*** Begin section ***

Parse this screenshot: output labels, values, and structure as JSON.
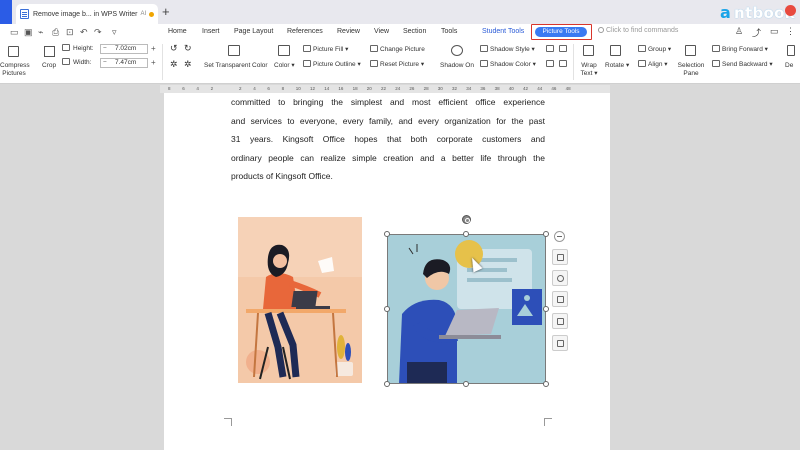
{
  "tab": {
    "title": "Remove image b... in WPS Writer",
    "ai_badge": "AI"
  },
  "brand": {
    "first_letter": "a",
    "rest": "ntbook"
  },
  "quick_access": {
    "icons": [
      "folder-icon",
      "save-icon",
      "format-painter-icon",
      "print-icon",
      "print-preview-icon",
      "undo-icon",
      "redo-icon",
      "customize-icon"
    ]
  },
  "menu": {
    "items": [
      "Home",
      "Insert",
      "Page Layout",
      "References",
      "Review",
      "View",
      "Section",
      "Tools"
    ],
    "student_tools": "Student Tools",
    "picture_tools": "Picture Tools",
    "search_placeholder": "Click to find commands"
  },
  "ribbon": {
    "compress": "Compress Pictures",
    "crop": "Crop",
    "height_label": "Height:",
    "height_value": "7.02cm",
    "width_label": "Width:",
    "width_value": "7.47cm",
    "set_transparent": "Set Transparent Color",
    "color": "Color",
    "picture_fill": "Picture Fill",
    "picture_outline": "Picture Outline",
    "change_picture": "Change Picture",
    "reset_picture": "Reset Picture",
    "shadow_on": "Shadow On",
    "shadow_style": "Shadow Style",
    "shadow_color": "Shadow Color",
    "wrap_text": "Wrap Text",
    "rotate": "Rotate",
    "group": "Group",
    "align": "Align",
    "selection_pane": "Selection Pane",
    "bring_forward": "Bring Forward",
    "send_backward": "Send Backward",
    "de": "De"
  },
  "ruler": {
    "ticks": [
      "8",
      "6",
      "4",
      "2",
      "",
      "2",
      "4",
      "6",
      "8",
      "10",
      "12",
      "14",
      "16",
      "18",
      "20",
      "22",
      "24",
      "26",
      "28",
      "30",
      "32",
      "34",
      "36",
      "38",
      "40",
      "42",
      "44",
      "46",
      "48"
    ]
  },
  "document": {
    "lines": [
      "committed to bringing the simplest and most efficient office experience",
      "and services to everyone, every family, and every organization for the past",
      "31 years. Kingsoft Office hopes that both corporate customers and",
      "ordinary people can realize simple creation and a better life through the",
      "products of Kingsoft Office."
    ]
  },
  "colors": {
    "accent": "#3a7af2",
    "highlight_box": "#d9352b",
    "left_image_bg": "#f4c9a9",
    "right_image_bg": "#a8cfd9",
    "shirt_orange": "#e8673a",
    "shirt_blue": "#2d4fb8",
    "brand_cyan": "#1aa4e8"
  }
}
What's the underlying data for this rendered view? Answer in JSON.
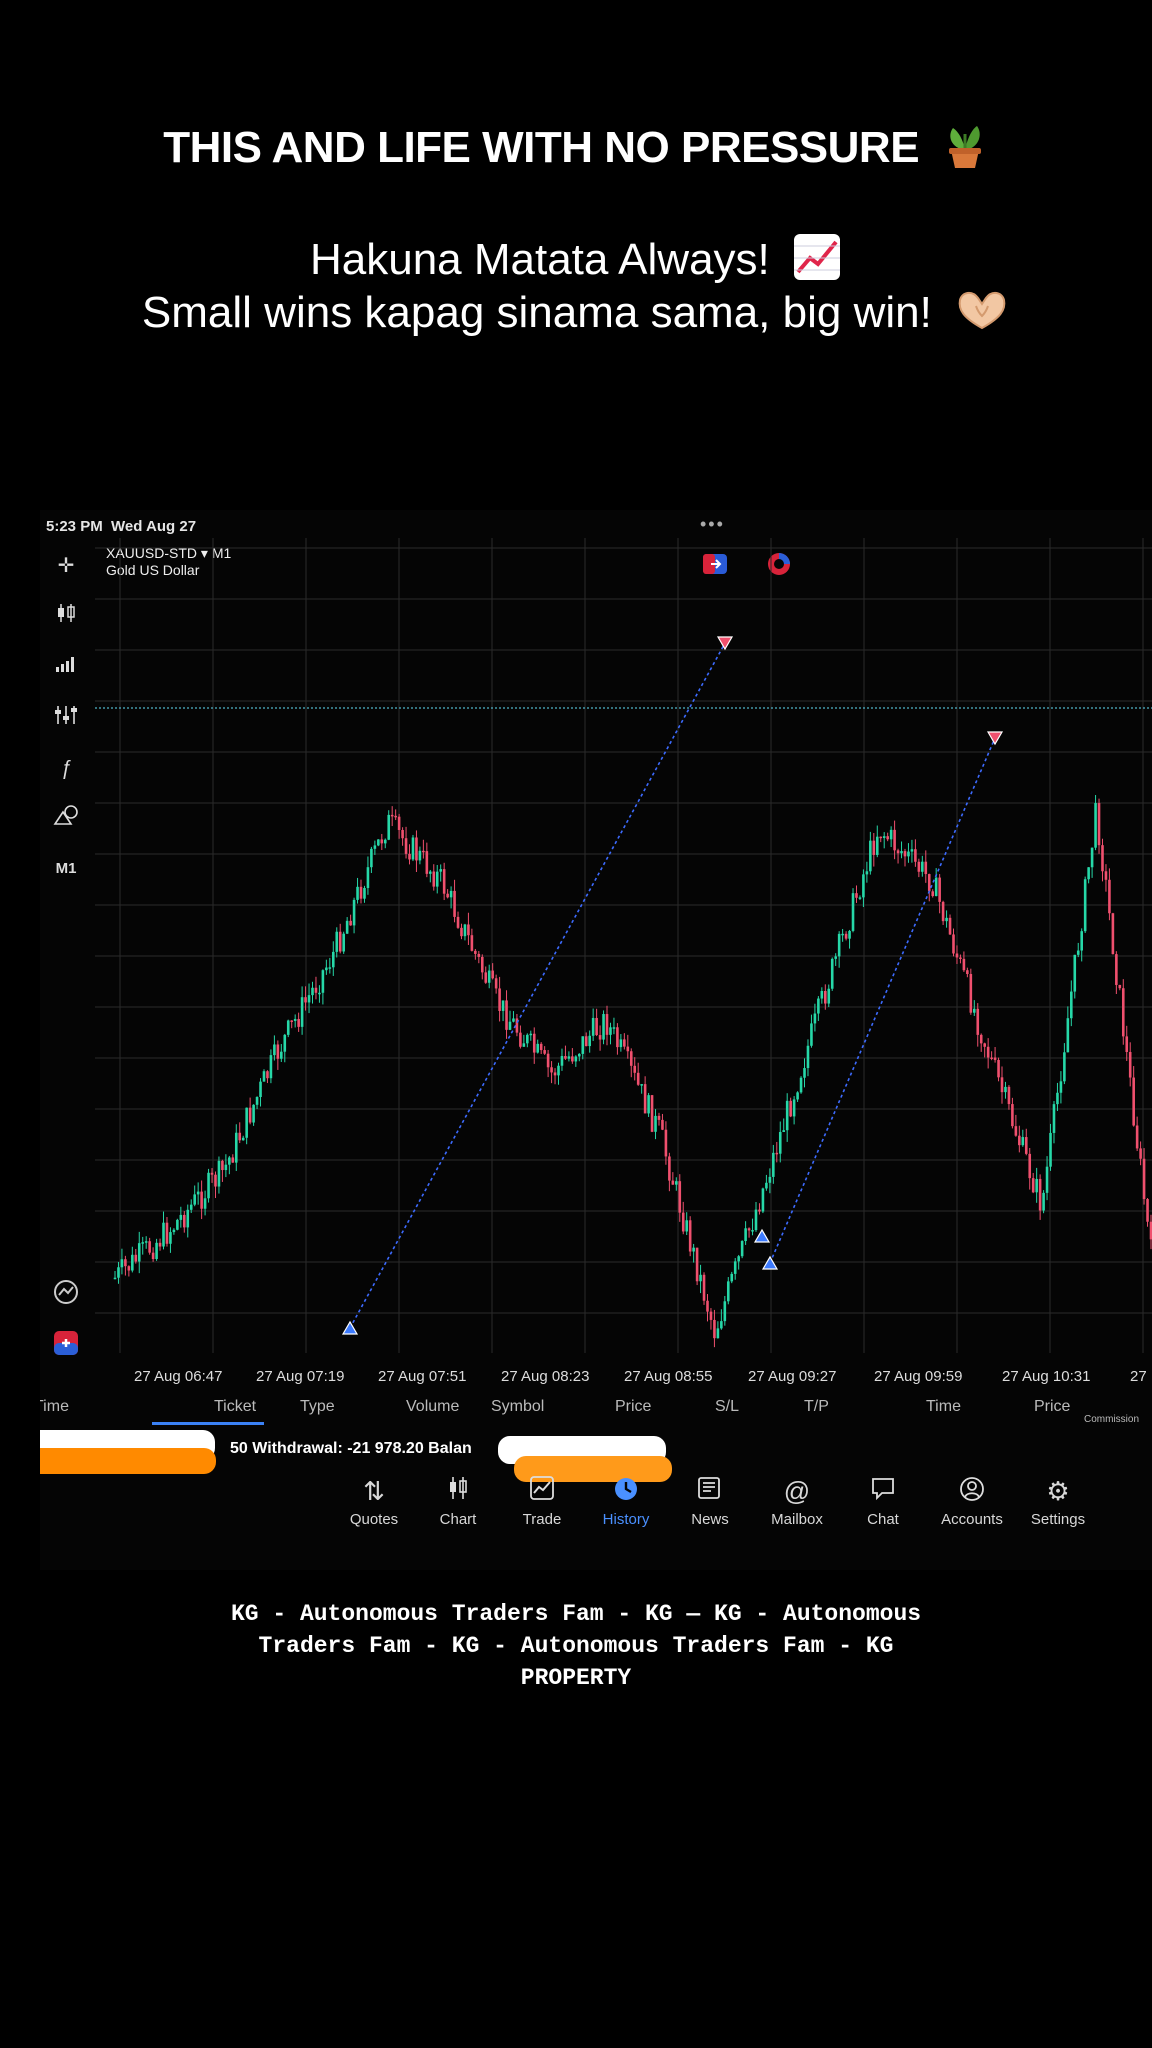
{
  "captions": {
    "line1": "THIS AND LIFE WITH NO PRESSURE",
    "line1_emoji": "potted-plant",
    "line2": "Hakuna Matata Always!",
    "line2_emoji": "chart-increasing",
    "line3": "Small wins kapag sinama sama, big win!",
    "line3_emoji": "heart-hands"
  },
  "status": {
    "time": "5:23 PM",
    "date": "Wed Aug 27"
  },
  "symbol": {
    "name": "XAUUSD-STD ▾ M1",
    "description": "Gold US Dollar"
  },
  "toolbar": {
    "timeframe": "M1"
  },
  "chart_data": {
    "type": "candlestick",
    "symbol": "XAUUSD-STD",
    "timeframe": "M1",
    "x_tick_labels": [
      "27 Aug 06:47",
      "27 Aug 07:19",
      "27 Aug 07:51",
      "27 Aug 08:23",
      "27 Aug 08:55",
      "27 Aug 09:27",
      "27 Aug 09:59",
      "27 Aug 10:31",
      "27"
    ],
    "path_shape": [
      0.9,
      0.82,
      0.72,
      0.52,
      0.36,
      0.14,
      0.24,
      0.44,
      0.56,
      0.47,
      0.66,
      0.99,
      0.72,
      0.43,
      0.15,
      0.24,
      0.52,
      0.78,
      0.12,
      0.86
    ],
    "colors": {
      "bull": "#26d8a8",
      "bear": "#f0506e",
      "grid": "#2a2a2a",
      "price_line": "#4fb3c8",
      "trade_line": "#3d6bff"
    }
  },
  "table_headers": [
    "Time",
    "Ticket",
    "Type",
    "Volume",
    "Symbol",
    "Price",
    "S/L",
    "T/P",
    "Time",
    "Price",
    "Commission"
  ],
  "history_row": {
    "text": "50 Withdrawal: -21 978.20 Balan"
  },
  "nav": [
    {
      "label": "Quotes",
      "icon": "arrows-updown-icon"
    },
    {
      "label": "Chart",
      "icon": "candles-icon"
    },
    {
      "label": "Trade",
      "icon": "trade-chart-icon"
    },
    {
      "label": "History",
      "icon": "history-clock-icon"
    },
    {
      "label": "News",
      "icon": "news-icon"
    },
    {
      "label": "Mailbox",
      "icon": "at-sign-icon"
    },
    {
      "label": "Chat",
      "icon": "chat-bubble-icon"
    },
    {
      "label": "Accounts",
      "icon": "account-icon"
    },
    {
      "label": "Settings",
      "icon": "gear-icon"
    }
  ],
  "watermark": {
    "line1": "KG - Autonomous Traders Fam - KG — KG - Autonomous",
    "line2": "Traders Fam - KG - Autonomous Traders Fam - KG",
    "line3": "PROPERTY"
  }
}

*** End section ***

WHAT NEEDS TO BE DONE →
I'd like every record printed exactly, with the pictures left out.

EXPECTED ANSWER →
Parse this screenshot: output labels, values, and structure as JSON.
{
  "tab": {
    "title": "Remove image b... in WPS Writer",
    "ai_badge": "AI"
  },
  "brand": {
    "first_letter": "a",
    "rest": "ntbook"
  },
  "quick_access": {
    "icons": [
      "folder-icon",
      "save-icon",
      "format-painter-icon",
      "print-icon",
      "print-preview-icon",
      "undo-icon",
      "redo-icon",
      "customize-icon"
    ]
  },
  "menu": {
    "items": [
      "Home",
      "Insert",
      "Page Layout",
      "References",
      "Review",
      "View",
      "Section",
      "Tools"
    ],
    "student_tools": "Student Tools",
    "picture_tools": "Picture Tools",
    "search_placeholder": "Click to find commands"
  },
  "ribbon": {
    "compress": "Compress Pictures",
    "crop": "Crop",
    "height_label": "Height:",
    "height_value": "7.02cm",
    "width_label": "Width:",
    "width_value": "7.47cm",
    "set_transparent": "Set Transparent Color",
    "color": "Color",
    "picture_fill": "Picture Fill",
    "picture_outline": "Picture Outline",
    "change_picture": "Change Picture",
    "reset_picture": "Reset Picture",
    "shadow_on": "Shadow On",
    "shadow_style": "Shadow Style",
    "shadow_color": "Shadow Color",
    "wrap_text": "Wrap Text",
    "rotate": "Rotate",
    "group": "Group",
    "align": "Align",
    "selection_pane": "Selection Pane",
    "bring_forward": "Bring Forward",
    "send_backward": "Send Backward",
    "de": "De"
  },
  "ruler": {
    "ticks": [
      "8",
      "6",
      "4",
      "2",
      "",
      "2",
      "4",
      "6",
      "8",
      "10",
      "12",
      "14",
      "16",
      "18",
      "20",
      "22",
      "24",
      "26",
      "28",
      "30",
      "32",
      "34",
      "36",
      "38",
      "40",
      "42",
      "44",
      "46",
      "48"
    ]
  },
  "document": {
    "lines": [
      "committed to bringing the simplest and most efficient office experience",
      "and services to everyone, every family, and every organization for the past",
      "31 years. Kingsoft Office hopes that both corporate customers and",
      "ordinary people can realize simple creation and a better life through the",
      "products of Kingsoft Office."
    ]
  },
  "colors": {
    "accent": "#3a7af2",
    "highlight_box": "#d9352b",
    "left_image_bg": "#f4c9a9",
    "right_image_bg": "#a8cfd9",
    "shirt_orange": "#e8673a",
    "shirt_blue": "#2d4fb8",
    "brand_cyan": "#1aa4e8"
  }
}
What's the underlying data for this rendered view? Answer in JSON.
{
  "captions": {
    "line1": "THIS AND LIFE WITH NO PRESSURE",
    "line1_emoji": "potted-plant",
    "line2": "Hakuna Matata Always!",
    "line2_emoji": "chart-increasing",
    "line3": "Small wins kapag sinama sama, big win!",
    "line3_emoji": "heart-hands"
  },
  "status": {
    "time": "5:23 PM",
    "date": "Wed Aug 27"
  },
  "symbol": {
    "name": "XAUUSD-STD ▾ M1",
    "description": "Gold US Dollar"
  },
  "toolbar": {
    "timeframe": "M1"
  },
  "chart_data": {
    "type": "candlestick",
    "symbol": "XAUUSD-STD",
    "timeframe": "M1",
    "x_tick_labels": [
      "27 Aug 06:47",
      "27 Aug 07:19",
      "27 Aug 07:51",
      "27 Aug 08:23",
      "27 Aug 08:55",
      "27 Aug 09:27",
      "27 Aug 09:59",
      "27 Aug 10:31",
      "27"
    ],
    "path_shape": [
      0.9,
      0.82,
      0.72,
      0.52,
      0.36,
      0.14,
      0.24,
      0.44,
      0.56,
      0.47,
      0.66,
      0.99,
      0.72,
      0.43,
      0.15,
      0.24,
      0.52,
      0.78,
      0.12,
      0.86
    ],
    "colors": {
      "bull": "#26d8a8",
      "bear": "#f0506e",
      "grid": "#2a2a2a",
      "price_line": "#4fb3c8",
      "trade_line": "#3d6bff"
    }
  },
  "table_headers": [
    "Time",
    "Ticket",
    "Type",
    "Volume",
    "Symbol",
    "Price",
    "S/L",
    "T/P",
    "Time",
    "Price",
    "Commission"
  ],
  "history_row": {
    "text": "50 Withdrawal: -21 978.20 Balan"
  },
  "nav": [
    {
      "label": "Quotes",
      "icon": "arrows-updown-icon"
    },
    {
      "label": "Chart",
      "icon": "candles-icon"
    },
    {
      "label": "Trade",
      "icon": "trade-chart-icon"
    },
    {
      "label": "History",
      "icon": "history-clock-icon"
    },
    {
      "label": "News",
      "icon": "news-icon"
    },
    {
      "label": "Mailbox",
      "icon": "at-sign-icon"
    },
    {
      "label": "Chat",
      "icon": "chat-bubble-icon"
    },
    {
      "label": "Accounts",
      "icon": "account-icon"
    },
    {
      "label": "Settings",
      "icon": "gear-icon"
    }
  ],
  "watermark": {
    "line1": "KG - Autonomous Traders Fam - KG — KG - Autonomous",
    "line2": "Traders Fam - KG - Autonomous Traders Fam - KG",
    "line3": "PROPERTY"
  }
}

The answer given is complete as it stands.